• The task: Filter the listing below, keeping every line that holds "icon".

════════

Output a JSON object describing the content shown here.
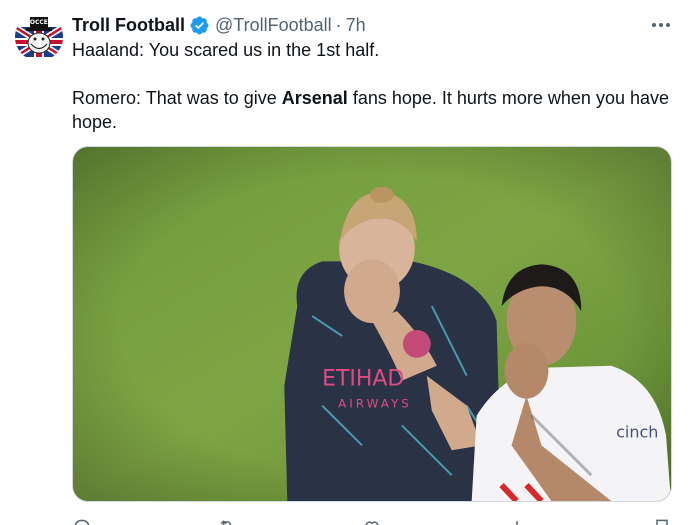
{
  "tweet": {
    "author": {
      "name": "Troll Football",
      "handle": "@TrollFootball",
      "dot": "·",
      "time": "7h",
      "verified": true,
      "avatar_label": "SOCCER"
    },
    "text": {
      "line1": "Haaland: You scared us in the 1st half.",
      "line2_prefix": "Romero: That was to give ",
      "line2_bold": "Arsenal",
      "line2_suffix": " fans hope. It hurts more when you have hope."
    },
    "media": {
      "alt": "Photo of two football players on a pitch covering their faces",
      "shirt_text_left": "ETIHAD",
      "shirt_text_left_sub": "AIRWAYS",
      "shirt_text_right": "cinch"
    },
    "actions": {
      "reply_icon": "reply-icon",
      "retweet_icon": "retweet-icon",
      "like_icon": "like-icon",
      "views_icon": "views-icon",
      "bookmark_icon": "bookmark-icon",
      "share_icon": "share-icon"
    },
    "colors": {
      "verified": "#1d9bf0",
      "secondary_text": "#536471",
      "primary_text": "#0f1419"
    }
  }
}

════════

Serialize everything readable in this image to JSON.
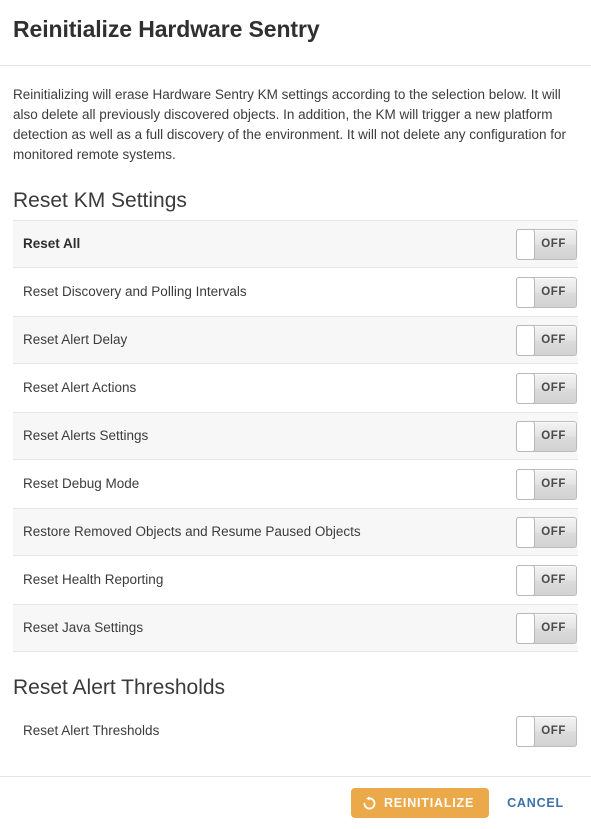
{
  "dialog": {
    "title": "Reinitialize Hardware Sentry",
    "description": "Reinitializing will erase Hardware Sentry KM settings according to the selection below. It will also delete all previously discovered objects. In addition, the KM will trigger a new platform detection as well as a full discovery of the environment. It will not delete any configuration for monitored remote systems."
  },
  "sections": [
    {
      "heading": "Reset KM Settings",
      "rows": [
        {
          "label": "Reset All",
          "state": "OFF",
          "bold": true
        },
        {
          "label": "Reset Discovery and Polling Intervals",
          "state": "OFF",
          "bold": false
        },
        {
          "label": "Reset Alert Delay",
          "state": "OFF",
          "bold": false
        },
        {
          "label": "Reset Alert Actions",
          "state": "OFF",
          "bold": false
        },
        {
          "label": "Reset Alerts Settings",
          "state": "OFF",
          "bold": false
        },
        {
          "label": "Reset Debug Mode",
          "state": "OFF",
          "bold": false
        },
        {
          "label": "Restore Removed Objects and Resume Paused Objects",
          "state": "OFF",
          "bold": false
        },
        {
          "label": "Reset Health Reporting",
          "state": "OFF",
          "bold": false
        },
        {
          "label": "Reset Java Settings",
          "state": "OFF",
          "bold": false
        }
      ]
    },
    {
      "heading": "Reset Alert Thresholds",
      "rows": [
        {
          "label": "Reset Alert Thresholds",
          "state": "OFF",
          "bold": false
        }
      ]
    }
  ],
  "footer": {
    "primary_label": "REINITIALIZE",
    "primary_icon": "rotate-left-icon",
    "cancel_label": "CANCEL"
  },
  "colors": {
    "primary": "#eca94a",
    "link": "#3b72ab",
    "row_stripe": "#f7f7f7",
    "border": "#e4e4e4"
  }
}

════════

• Finished exercise:
      "reply_icon": "reply-icon",
      "retweet_icon": "retweet-icon",
      "like_icon": "like-icon",
      "views_icon": "views-icon",
      "bookmark_icon": "bookmark-icon",
      "share_icon": "share-icon"
    "primary_icon": "rotate-left-icon",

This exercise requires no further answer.